(In reference to a report the FBI has advised Trump Org COO Matthew Calamari Sr. and his son to “lawyer up,”) you know the world is upside-down when the Calamari are ordering lawyers for the whole table.
~Stephen Colbert/June 23, 2021
I know, making fun of lawyers is a very low BAR to overcome. Until this week, Steven Wright held the title for excellence in Comic/Attorney Privilege with his one-liner, “It’s 99 percent of lawyers who give the rest a bad name.” But seriously folks, sometimes it is that one percent that can make all the difference in the world. Such was the case Thursday, when a New York state appellate court, in response to a request filed by the Attorney Grievance Committee for the First Judicial Department of New York to suspend Rudy Giuliani’s law license, ruled the former New York City mayor and Trump advocate had violated multiple standards of conduct, making false statements in regard to voting fraud during the 2020 presidential election.
In particular, the court’s finding focused on Rule 3.1 of 22 NYCRR 1200, “Rules of Professional Conduct.” This section addresses “Non-Meritorious Claims and Contentions.” The following language would seem to nail Giuliani for his conduct related to claims of voting fraud following the 2020 election.
(a) A lawyer shall not bring or defend a proceeding, or assert or controvert an issue therein, unless there is a basis in law and fact for doing so that is not frivolous.
(b) A lawyer’s conduct is “frivolous” for purposes of this Rule if:
(3) the lawyer knowingly asserts material factual statements that are false.
A common defense in these kinds of cases is for the defendant to claim, “I did not know the information was false,” something that is very hard to prove without corroborating tangible evidence such as handwritten notes, emails, recordings or confessions. There is circumstantial evidence Giuliani has, in fact, confessed. Despite making outrageous claims in front of the Four Seasons Landscaping Company or before an assembly of Republican state senators in Michigan, he presented an entirely different story when it came to representing his client before a legal tribunal.
One example is Donald J. Trump for President v. Boockvar, in which Giuliani charged former Pennsylvania Secretary of State Kathy Boockvar with state law violations in the administration of voting in six counties. During a November 17, 2020 pre-trial hearing, U.S. District Judge Matthew Brann asked Giuliani, “So you are alleging fraud?” To which, Giuliani answered, “Yes, your honor.” However, immediately following the hearing, Giuliani informed Brann the complaint had been amended prior to the hearing and did not allege fraud. Braun dismissed the case on November 21, stating, “Respondent repeatedly represented to the court that his client, the plaintiff, was pursuing a fraud claim, when indisputably it was not.”

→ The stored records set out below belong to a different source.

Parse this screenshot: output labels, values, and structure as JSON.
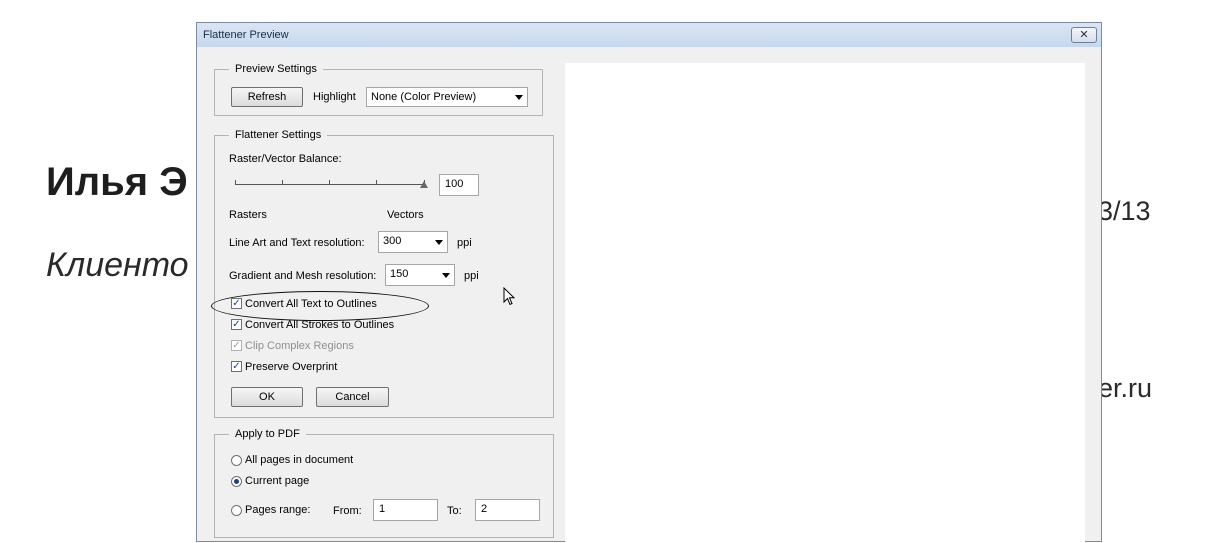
{
  "background": {
    "title": "Илья Э",
    "subtitle": "Клиенто",
    "page": "3/13",
    "site": "er.ru"
  },
  "dialog": {
    "title": "Flattener Preview",
    "close_label": "✕",
    "preview_settings": {
      "legend": "Preview Settings",
      "refresh_label": "Refresh",
      "highlight_label": "Highlight",
      "highlight_value": "None (Color Preview)"
    },
    "flattener_settings": {
      "legend": "Flattener Settings",
      "balance_label": "Raster/Vector Balance:",
      "balance_value": "100",
      "rasters_label": "Rasters",
      "vectors_label": "Vectors",
      "line_art_label": "Line Art and Text resolution:",
      "line_art_value": "300",
      "gradient_label": "Gradient and Mesh resolution:",
      "gradient_value": "150",
      "ppi_label": "ppi",
      "checkboxes": [
        {
          "label": "Convert All Text to Outlines",
          "checked": true,
          "disabled": false
        },
        {
          "label": "Convert All Strokes to Outlines",
          "checked": true,
          "disabled": false
        },
        {
          "label": "Clip Complex Regions",
          "checked": true,
          "disabled": true
        },
        {
          "label": "Preserve Overprint",
          "checked": true,
          "disabled": false
        }
      ],
      "ok_label": "OK",
      "cancel_label": "Cancel"
    },
    "apply_to_pdf": {
      "legend": "Apply to PDF",
      "all_pages_label": "All pages in document",
      "current_page_label": "Current page",
      "selected": "current",
      "range_label": "Pages range:",
      "from_label": "From:",
      "from_value": "1",
      "to_label": "To:",
      "to_value": "2"
    }
  }
}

Why did Giuliani amend the filing? Because by choosing to contrast his statements before the bar with those he was willing to make in parking lots or in Washington, D.C. on January 6th, he avoided possible sanctions for making a frivolous case based on false evidence before an actual court. And there lies the rub. I would not be surprised if Giuliani’s law license is reinstated following a full hearing. Why? Because his counsel (for his sake, one hopes he does not represent himself) will argue the New York code only governs conduct in a courtroom. Giuliani can argue his statements outside the halls of justice represent his first amendment right to express his opinion, and therefore, did not violate the code of conduct.
No matter what any reasonable person thinks, he might be technically correct. The solution? The American Bar Association (ABA) claims, “Lawyers are officers of the court thus subjecting themselves to the court’s supervision and to duties geared to protect the vigor, fairness, and integrity of processes of litigation.” If that is the case, should a lawyer’s professional conduct extend beyond the confines of a courtroom? Imagine a doctor publicly touting a dangerous drug he or she would not administer to one’s own patients. Or prescribing drugs for a non-patient from his home instead of at his office. Would such action be any less offensive?
Solving the Giuliani problem is actually quite easy. The ABA and state affiliates simply need to amend the code of professional conduct to clarify the phrase “if there is a basis in law or fact,” by extending it to all public conduct. In other words, violations include any instance in which an attorney makes a public statement of fact which he or she is unwilling to repeat before a judge or any other legal proceeding.
Doctors have the Hippocratic Oath, “First, do no harm.” Under current rules of conduct such as those in 22 NYSRR 1200, attorneys can operate under the Hypocritical Oath, “Do no harm only when you are in court.”
For what it’s worth.